Opinion Poll says Iceland’s Pirate Party will win, Iceland’s national elections 2016 latest Opinion Exit poll, Pirate Party, Independence Party, Birgitta Jónsdóttir
Iceland’s national elections take place on Saturday, and at present, a radical fringe party could be heading for the win.
One in five Icelanders favor the Pirate Party, according to an online opinion poll run by the Social Science Research Institute at the University of Iceland, the Iceland Monitor reports.
That figure puts the party in first place with 22.6 percent of the votes – 1.5 percent ahead of the center-right Independence Party, which is currently in power. Those numbers would give each of the two parties 15 MPs in the 63-seat parliament.
Iceland’s Pirate Party is part of a global political movement that first began in Sweden in 2006 to bring about digital-copyright reform.

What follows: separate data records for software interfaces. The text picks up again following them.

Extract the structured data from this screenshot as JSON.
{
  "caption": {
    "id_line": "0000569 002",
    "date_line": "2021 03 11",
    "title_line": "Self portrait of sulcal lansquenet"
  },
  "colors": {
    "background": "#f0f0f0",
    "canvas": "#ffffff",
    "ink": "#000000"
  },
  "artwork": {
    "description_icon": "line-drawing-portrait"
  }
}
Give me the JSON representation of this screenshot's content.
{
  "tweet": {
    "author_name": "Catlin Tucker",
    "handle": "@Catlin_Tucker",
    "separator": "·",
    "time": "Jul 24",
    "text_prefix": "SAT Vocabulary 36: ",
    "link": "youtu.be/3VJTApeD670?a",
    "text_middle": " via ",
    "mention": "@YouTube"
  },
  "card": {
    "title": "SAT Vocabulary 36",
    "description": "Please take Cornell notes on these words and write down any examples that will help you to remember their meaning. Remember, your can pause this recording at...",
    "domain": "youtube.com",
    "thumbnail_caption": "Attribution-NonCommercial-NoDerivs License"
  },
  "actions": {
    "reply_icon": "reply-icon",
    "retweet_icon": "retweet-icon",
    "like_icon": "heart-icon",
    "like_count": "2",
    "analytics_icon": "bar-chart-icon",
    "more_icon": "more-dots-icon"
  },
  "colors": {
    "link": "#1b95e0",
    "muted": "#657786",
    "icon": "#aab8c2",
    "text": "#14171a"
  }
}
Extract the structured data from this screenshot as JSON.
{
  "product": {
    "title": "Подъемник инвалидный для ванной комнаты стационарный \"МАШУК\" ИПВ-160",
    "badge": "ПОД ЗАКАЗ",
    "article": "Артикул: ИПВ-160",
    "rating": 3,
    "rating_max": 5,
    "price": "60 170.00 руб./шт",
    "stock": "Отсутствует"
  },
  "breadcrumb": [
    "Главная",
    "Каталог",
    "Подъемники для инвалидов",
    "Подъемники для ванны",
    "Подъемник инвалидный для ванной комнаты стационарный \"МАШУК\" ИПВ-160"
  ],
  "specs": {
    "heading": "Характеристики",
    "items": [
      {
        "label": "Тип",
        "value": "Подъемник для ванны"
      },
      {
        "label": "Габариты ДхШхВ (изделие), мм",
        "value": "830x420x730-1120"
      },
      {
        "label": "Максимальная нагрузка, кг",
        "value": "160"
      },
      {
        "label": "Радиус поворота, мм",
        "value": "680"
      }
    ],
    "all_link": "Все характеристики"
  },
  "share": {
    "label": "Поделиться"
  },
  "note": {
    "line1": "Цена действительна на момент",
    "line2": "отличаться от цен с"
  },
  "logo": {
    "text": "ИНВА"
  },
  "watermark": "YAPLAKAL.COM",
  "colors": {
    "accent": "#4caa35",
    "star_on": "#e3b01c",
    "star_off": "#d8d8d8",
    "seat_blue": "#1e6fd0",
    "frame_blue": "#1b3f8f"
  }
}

According to the Post, the party’s political leanings are neither right nor left and policy is vague, focusing on direct democracy, civil rights, transparency and public access to information.
In 2013, three members of Iceland’s Pirate Party were elected to parliament — making Iceland the only country in the world to have members of the Pirate movement in government.